TRPV1 ion channels are multimodal receptors that can be activated by heat, high [H+]o, voltage, arachidonic acid metabolites, capsaicin (the pungent extract of hot chili peppers), and the signaling lipid PI(4,5)P2 (PIP2). Ca2+/Calmodulin (Ca2+/CaM) and ATP may modulate its activity as well. Our long-term goal is to understand the molecular mechanism by which TRPV1 integrates these multiple physiological stimuli. We and others have previously established that PIP2 directly activates TRPV1. Our recent work indicates that the proximal part of the intracellular C-terminal domain comprises at least part of the PIP2 binding site. However, the inability to control the lipid composition of native membranes, the presence of myriad enzymes and other proteins in cells and excised patches, and the difficulty of specifically labeling intracellular domains of channels within cells have proven serious experimental barriers to understanding regulation of TRPV1 by PIP2 and other activation modalities. We have developed a novel approach to reconstitute purified TRPV1 channels at high density in synthetic Giant Unilamellar Vesicles (GUVs). In this proposal we will apply standard patch-clamp methods, Patch-Clamp Fluorometry (PCF), and Transition Metal Ion FRET (tmFRET) to study purified TRPV1 channels in GUVs of defined lipid composition. Single cysteines engineered into our cysteineless TRPV1 background will be used to site-specifically label channels in the GUVs with fluorophore, completely eliminating the background fluorescence problem. The GUVs used for reconstitution will include synthetic lipids that bind transition metals which act as short- distance FRET quenchers in the novel short-range tmFRET approach we have developed.

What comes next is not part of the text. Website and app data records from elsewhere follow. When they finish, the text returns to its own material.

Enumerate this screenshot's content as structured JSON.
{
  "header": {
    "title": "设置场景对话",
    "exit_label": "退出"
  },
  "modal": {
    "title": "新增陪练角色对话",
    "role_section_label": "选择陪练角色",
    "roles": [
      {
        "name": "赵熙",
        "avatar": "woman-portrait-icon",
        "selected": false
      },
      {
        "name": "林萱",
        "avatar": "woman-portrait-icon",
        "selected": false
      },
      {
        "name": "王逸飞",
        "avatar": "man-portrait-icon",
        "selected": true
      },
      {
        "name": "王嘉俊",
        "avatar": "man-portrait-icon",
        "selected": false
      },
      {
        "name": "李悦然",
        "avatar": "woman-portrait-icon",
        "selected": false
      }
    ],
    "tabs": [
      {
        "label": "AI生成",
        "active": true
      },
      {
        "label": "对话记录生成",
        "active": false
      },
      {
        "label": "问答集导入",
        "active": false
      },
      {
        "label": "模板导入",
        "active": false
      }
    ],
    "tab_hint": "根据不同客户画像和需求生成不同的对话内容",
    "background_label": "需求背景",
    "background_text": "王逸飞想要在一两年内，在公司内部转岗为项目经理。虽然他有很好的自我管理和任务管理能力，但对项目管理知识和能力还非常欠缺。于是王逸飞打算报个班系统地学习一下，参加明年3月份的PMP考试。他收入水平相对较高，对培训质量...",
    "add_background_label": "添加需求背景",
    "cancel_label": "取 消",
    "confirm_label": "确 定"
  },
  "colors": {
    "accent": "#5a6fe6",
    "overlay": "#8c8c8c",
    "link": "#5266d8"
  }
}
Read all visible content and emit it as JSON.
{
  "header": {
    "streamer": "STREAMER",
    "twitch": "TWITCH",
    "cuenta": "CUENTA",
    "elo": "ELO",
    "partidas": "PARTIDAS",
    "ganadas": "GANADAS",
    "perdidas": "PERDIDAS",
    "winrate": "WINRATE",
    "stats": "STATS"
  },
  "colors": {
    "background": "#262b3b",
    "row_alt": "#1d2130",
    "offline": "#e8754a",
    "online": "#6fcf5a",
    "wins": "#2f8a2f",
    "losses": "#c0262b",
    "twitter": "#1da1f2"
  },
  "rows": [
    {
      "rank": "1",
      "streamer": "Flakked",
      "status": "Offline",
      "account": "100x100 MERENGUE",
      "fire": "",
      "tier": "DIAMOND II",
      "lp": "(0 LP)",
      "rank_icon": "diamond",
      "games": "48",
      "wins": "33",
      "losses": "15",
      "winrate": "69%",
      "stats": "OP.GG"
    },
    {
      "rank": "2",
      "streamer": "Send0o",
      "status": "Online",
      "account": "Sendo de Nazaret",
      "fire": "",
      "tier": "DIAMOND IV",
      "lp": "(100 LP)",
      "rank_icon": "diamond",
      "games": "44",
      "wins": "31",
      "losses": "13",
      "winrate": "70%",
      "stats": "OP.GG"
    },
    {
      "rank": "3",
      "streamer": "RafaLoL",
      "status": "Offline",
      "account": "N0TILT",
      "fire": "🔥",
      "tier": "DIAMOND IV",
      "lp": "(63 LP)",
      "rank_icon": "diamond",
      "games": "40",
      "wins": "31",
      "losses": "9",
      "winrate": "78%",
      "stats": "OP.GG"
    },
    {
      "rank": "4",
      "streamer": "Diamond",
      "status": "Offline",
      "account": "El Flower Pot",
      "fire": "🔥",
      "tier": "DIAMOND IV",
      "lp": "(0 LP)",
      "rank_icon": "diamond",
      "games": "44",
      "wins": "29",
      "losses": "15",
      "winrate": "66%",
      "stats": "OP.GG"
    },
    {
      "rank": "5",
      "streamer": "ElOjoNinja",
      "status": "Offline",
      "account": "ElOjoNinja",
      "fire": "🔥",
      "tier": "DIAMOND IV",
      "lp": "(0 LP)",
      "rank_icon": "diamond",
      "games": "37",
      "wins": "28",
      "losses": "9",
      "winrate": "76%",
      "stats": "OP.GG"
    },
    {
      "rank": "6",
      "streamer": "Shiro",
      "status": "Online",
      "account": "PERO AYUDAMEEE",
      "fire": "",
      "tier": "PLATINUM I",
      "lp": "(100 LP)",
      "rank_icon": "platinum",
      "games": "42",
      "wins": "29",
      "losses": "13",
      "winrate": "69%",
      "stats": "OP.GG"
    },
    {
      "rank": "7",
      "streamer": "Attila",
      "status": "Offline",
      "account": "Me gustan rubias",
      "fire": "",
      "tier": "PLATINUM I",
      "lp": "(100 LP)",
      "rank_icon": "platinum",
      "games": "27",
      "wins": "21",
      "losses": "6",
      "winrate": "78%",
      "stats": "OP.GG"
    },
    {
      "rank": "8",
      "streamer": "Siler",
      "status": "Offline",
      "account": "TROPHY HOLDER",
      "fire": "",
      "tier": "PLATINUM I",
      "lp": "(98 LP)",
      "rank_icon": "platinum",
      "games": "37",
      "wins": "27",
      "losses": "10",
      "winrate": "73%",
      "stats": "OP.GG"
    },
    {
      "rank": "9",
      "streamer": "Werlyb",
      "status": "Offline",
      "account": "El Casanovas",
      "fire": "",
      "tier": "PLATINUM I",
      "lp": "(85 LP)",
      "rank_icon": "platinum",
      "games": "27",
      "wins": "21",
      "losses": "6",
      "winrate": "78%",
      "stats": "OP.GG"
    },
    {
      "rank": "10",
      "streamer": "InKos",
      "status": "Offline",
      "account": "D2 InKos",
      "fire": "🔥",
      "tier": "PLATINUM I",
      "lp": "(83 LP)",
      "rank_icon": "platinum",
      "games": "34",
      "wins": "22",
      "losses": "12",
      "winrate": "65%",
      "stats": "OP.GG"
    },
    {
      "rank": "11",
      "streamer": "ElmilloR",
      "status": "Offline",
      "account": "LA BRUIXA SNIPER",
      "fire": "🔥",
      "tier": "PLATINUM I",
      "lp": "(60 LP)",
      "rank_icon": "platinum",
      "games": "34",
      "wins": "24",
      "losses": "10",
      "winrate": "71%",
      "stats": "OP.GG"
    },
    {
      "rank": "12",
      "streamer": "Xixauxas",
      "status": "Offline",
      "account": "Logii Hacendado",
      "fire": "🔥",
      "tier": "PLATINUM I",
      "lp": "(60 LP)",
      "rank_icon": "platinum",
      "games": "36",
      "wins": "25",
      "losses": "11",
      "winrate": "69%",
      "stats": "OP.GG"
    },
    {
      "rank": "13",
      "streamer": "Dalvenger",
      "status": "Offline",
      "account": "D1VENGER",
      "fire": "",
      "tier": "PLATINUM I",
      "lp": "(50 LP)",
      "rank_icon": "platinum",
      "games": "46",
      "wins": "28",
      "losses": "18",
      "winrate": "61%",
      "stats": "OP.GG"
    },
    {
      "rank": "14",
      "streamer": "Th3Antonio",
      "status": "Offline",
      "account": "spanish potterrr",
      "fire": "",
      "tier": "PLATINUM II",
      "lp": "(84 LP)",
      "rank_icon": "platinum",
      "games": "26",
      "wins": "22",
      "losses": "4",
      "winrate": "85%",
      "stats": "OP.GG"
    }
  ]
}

PCF allows us to simultaneously record the function of the channel with electrophysiology and the rearrangement of the channel with fluorescence. These new tools will allow us to measure dynamics of the intracellular N- and C-terminal domains associated with PIP2 activation as well as with activation by heat, Ca2+/CaM, and ATP.

Public Health Relevance

TRPV1 ion channels mediate the response to painful chemical and thermal stimuli in pain- receptor neurons. We will use a number of innovative new techniques which we have developed to probe the mechanisms by which painful stimuli regulate the activity of these ion channels. We particularly focus on the molecular events that underlie TRPV1 regulation by signaling lipids.

Agency
National Institute of Health (NIH)
Institute
National Institute of General Medical Sciences (NIGMS)
Type
Research Project (R01)
Project #
3R01GM100718-02S1
Application #
8721105
Study Section
Special Emphasis Panel (ZRG1-MDCN-N (04))
Program Officer
Deatherage, James F
Project Start
2012-06-01
Project End
2016-03-31
Budget Start
2013-04-01
Budget End
2014-03-31
Support Year
2
Fiscal Year
2013
Total Cost
$74,539
Indirect Cost
$26,294
Name
University of Washington
Department
Physiology
Type
Schools of Medicine
DUNS #
605799469
City
Seattle
State
WA
Country
United States
Zip Code
98195
Senning, Eric N; Collins, Marcus D; Stratiievska, Anastasiia et al. (2014) Regulation of TRPV1 ion channel by phosphoinositide (4,5)-bisphosphate: the role of membrane asymmetry. J Biol Chem 289:10999-1006
Collins, Marcus D; Gordon, Sharona E (2013) Giant liposome preparation for imaging and patch-clamp electrophysiology. J Vis Exp :